## [Your instructions]
Match the word "name". Return each line of the data below where it appears.

(Stored data)
%%
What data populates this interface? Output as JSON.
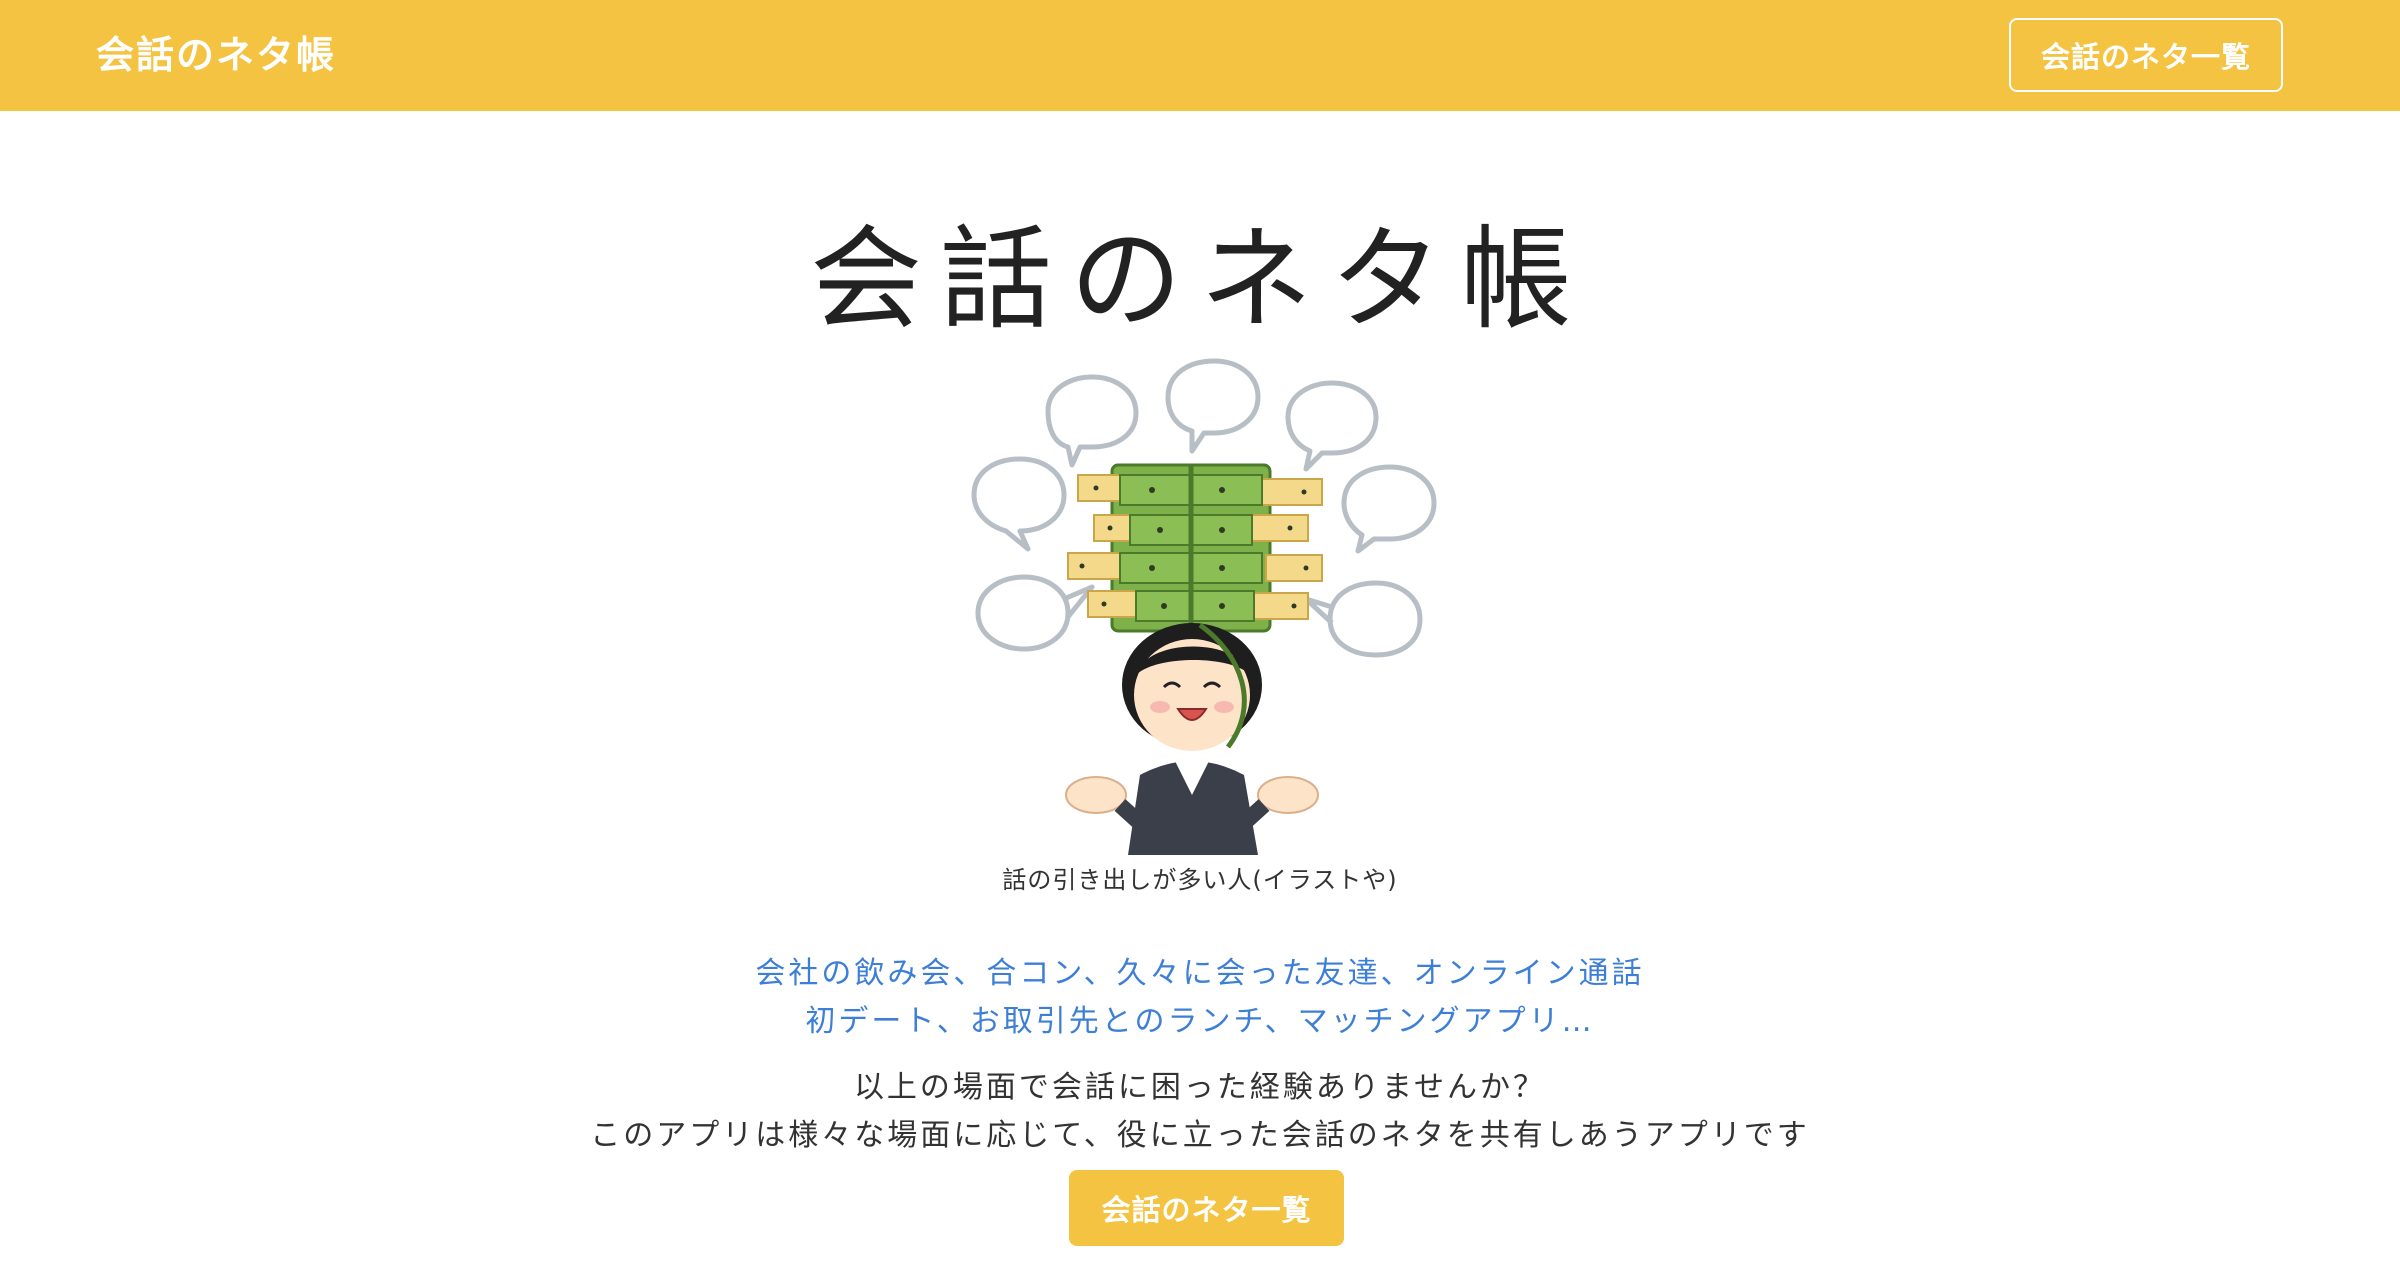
{
  "navbar": {
    "brand": "会話のネタ帳",
    "list_button": "会話のネタ一覧",
    "background_color": "#f5c342"
  },
  "hero": {
    "title": "会話のネタ帳",
    "illustration_icon": "person-with-drawers-and-speech-bubbles",
    "caption": "話の引き出しが多い人(イラストや)"
  },
  "scenes": {
    "line1": "会社の飲み会、合コン、久々に会った友達、オンライン通話",
    "line2": "初デート、お取引先とのランチ、マッチングアプリ…",
    "color": "#3d7fd6"
  },
  "description": {
    "line1": "以上の場面で会話に困った経験ありませんか？",
    "line2": "このアプリは様々な場面に応じて、役に立った会話のネタを共有しあうアプリです"
  },
  "cta": {
    "label": "会話のネタ一覧",
    "color": "#f5c342"
  }
}
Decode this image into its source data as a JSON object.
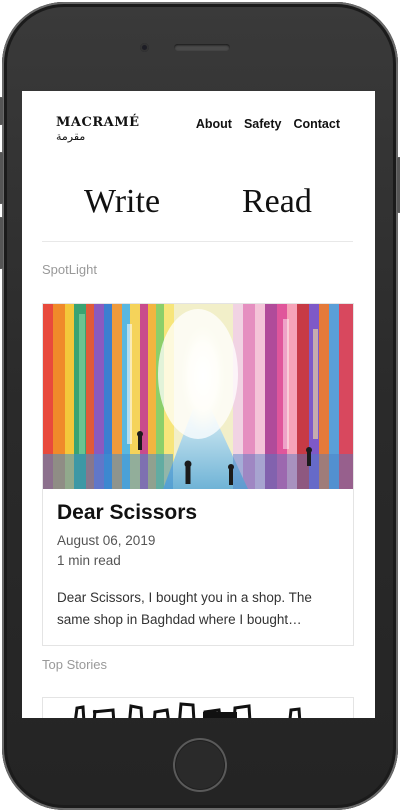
{
  "site": {
    "logo_title": "MACRAMÉ",
    "logo_subtitle": "مقرمة"
  },
  "nav": {
    "items": [
      {
        "label": "About"
      },
      {
        "label": "Safety"
      },
      {
        "label": "Contact"
      }
    ]
  },
  "hero": {
    "write_label": "Write",
    "read_label": "Read"
  },
  "spotlight": {
    "section_label": "SpotLight",
    "card": {
      "title": "Dear Scissors",
      "date": "August 06, 2019",
      "read_time": "1 min read",
      "excerpt": "Dear Scissors, I bought you in a shop. The same shop in Baghdad where I bought…"
    }
  },
  "top_stories": {
    "section_label": "Top Stories"
  },
  "colors": {
    "device_frame": "#2a2a2a",
    "text_primary": "#111111",
    "text_muted": "#999999",
    "divider": "#e8e8e8"
  }
}
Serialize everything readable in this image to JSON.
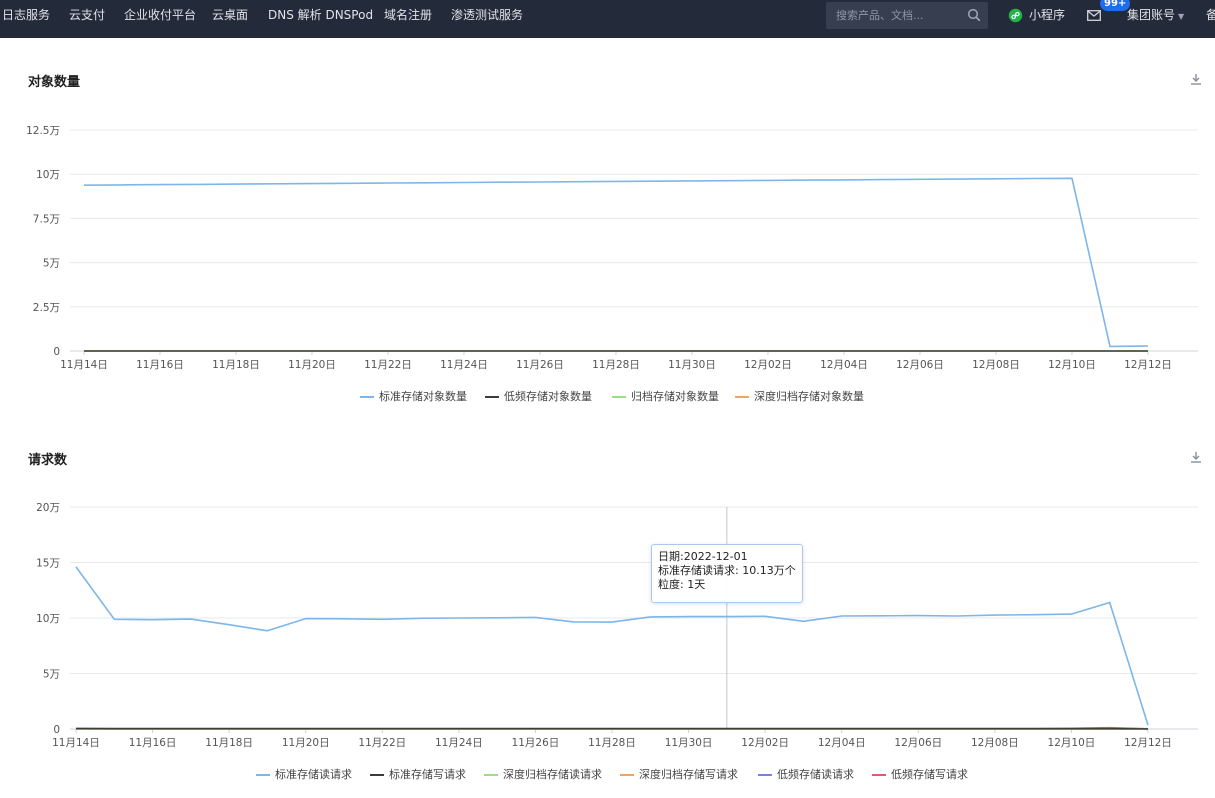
{
  "nav": {
    "items": [
      "日志服务",
      "云支付",
      "企业收付平台",
      "云桌面",
      "DNS 解析 DNSPod",
      "域名注册",
      "渗透测试服务"
    ],
    "search_placeholder": "搜索产品、文档...",
    "mini_program": "小程序",
    "mail_badge": "99+",
    "account": "集团账号",
    "overflow": "备"
  },
  "icons": {
    "search": "search-icon",
    "mini_program": "mini-program-icon",
    "mail": "mail-icon",
    "download": "download-icon"
  },
  "colors": {
    "topbar": "#232a39",
    "std_blue": "#7eb6ea",
    "low_dark": "#3c3c3c",
    "archive_green": "#98e086",
    "deep_orange": "#f5a35b",
    "low_read_purple": "#7b7fe0",
    "low_write_pink": "#e8537a"
  },
  "panels": {
    "objects": {
      "title": "对象数量"
    },
    "requests": {
      "title": "请求数"
    }
  },
  "tooltip": {
    "date": "日期:2022-12-01",
    "value": "标准存储读请求: 10.13万个",
    "granularity": "粒度:  1天"
  },
  "chart_data": [
    {
      "type": "line",
      "title": "对象数量",
      "xlabel": "",
      "ylabel": "",
      "x": [
        "11-14",
        "11-15",
        "11-16",
        "11-17",
        "11-18",
        "11-19",
        "11-20",
        "11-21",
        "11-22",
        "11-23",
        "11-24",
        "11-25",
        "11-26",
        "11-27",
        "11-28",
        "11-29",
        "11-30",
        "12-01",
        "12-02",
        "12-03",
        "12-04",
        "12-05",
        "12-06",
        "12-07",
        "12-08",
        "12-09",
        "12-10",
        "12-11",
        "12-12"
      ],
      "xticks": [
        "11月14日",
        "11月16日",
        "11月18日",
        "11月20日",
        "11月22日",
        "11月24日",
        "11月26日",
        "11月28日",
        "11月30日",
        "12月02日",
        "12月04日",
        "12月06日",
        "12月08日",
        "12月10日",
        "12月12日"
      ],
      "yticks": [
        "0",
        "2.5万",
        "5万",
        "7.5万",
        "10万",
        "12.5万"
      ],
      "ylim": [
        0,
        125000
      ],
      "grid": true,
      "legend_position": "bottom",
      "series": [
        {
          "name": "标准存储对象数量",
          "color": "#7eb6ea",
          "values": [
            93800,
            93950,
            94100,
            94250,
            94400,
            94550,
            94700,
            94850,
            95000,
            95150,
            95300,
            95450,
            95600,
            95750,
            95900,
            96050,
            96200,
            96350,
            96500,
            96650,
            96800,
            96950,
            97100,
            97250,
            97400,
            97550,
            97700,
            2600,
            2800
          ]
        },
        {
          "name": "低频存储对象数量",
          "color": "#3c3c3c",
          "values": [
            0,
            0,
            0,
            0,
            0,
            0,
            0,
            0,
            0,
            0,
            0,
            0,
            0,
            0,
            0,
            0,
            0,
            0,
            0,
            0,
            0,
            0,
            0,
            0,
            0,
            0,
            0,
            0,
            0
          ]
        },
        {
          "name": "归档存储对象数量",
          "color": "#98e086",
          "values": [
            0,
            0,
            0,
            0,
            0,
            0,
            0,
            0,
            0,
            0,
            0,
            0,
            0,
            0,
            0,
            0,
            0,
            0,
            0,
            0,
            0,
            0,
            0,
            0,
            0,
            0,
            0,
            0,
            0
          ]
        },
        {
          "name": "深度归档存储对象数量",
          "color": "#f5a35b",
          "values": [
            0,
            0,
            0,
            0,
            0,
            0,
            0,
            0,
            0,
            0,
            0,
            0,
            0,
            0,
            0,
            0,
            0,
            0,
            0,
            0,
            0,
            0,
            0,
            0,
            0,
            0,
            0,
            0,
            0
          ]
        }
      ]
    },
    {
      "type": "line",
      "title": "请求数",
      "xlabel": "",
      "ylabel": "",
      "x": [
        "11-14",
        "11-15",
        "11-16",
        "11-17",
        "11-18",
        "11-19",
        "11-20",
        "11-21",
        "11-22",
        "11-23",
        "11-24",
        "11-25",
        "11-26",
        "11-27",
        "11-28",
        "11-29",
        "11-30",
        "12-01",
        "12-02",
        "12-03",
        "12-04",
        "12-05",
        "12-06",
        "12-07",
        "12-08",
        "12-09",
        "12-10",
        "12-11",
        "12-12"
      ],
      "xticks": [
        "11月14日",
        "11月16日",
        "11月18日",
        "11月20日",
        "11月22日",
        "11月24日",
        "11月26日",
        "11月28日",
        "11月30日",
        "12月02日",
        "12月04日",
        "12月06日",
        "12月08日",
        "12月10日",
        "12月12日"
      ],
      "yticks": [
        "0",
        "5万",
        "10万",
        "15万",
        "20万"
      ],
      "ylim": [
        0,
        200000
      ],
      "grid": true,
      "legend_position": "bottom",
      "series": [
        {
          "name": "标准存储读请求",
          "color": "#7eb6ea",
          "values": [
            146000,
            98800,
            98500,
            99000,
            94000,
            88500,
            99500,
            99300,
            98800,
            99700,
            100000,
            100200,
            100500,
            96500,
            96300,
            101000,
            101300,
            101300,
            101500,
            97000,
            101800,
            102000,
            102200,
            101800,
            102600,
            103000,
            103500,
            114000,
            3500
          ]
        },
        {
          "name": "标准存储写请求",
          "color": "#3c3c3c",
          "values": [
            400,
            300,
            300,
            300,
            300,
            300,
            300,
            300,
            300,
            300,
            300,
            300,
            300,
            300,
            300,
            300,
            300,
            300,
            300,
            300,
            300,
            300,
            300,
            300,
            300,
            300,
            300,
            300,
            100
          ]
        },
        {
          "name": "深度归档存储读请求",
          "color": "#98e086",
          "values": [
            0,
            0,
            0,
            0,
            0,
            0,
            0,
            0,
            0,
            0,
            0,
            0,
            0,
            0,
            0,
            0,
            0,
            0,
            0,
            0,
            0,
            0,
            0,
            0,
            0,
            0,
            0,
            0,
            0
          ]
        },
        {
          "name": "深度归档存储写请求",
          "color": "#f5a35b",
          "values": [
            0,
            0,
            0,
            0,
            0,
            0,
            0,
            0,
            0,
            0,
            0,
            0,
            0,
            0,
            0,
            0,
            0,
            0,
            0,
            0,
            0,
            0,
            0,
            0,
            0,
            0,
            0,
            0,
            0
          ]
        },
        {
          "name": "低频存储读请求",
          "color": "#7b7fe0",
          "values": [
            0,
            0,
            0,
            0,
            0,
            0,
            0,
            0,
            0,
            0,
            0,
            0,
            0,
            0,
            0,
            0,
            0,
            0,
            0,
            0,
            0,
            0,
            0,
            0,
            0,
            0,
            0,
            0,
            0
          ]
        },
        {
          "name": "低频存储写请求",
          "color": "#e8537a",
          "values": [
            500,
            400,
            400,
            400,
            400,
            400,
            400,
            400,
            400,
            400,
            400,
            400,
            400,
            400,
            400,
            400,
            400,
            400,
            400,
            400,
            400,
            400,
            400,
            400,
            400,
            400,
            600,
            1200,
            200
          ]
        }
      ]
    }
  ]
}
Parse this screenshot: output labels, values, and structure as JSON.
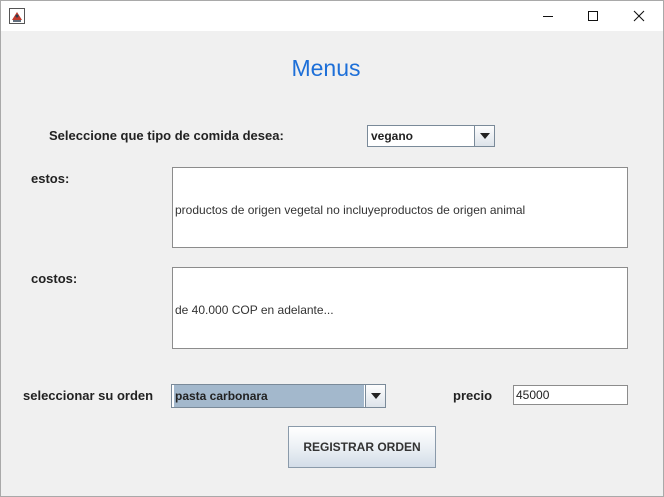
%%
## [Exercise result]
          "name": "标准存储对象数量",
          "name": "低频存储对象数量",
          "name": "归档存储对象数量",
          "name": "深度归档存储对象数量",
          "name": "标准存储读请求",
          "name": "标准存储写请求",
          "name": "深度归档存储读请求",
          "name": "深度归档存储写请求",
          "name": "低频存储读请求",
          "name": "低频存储写请求",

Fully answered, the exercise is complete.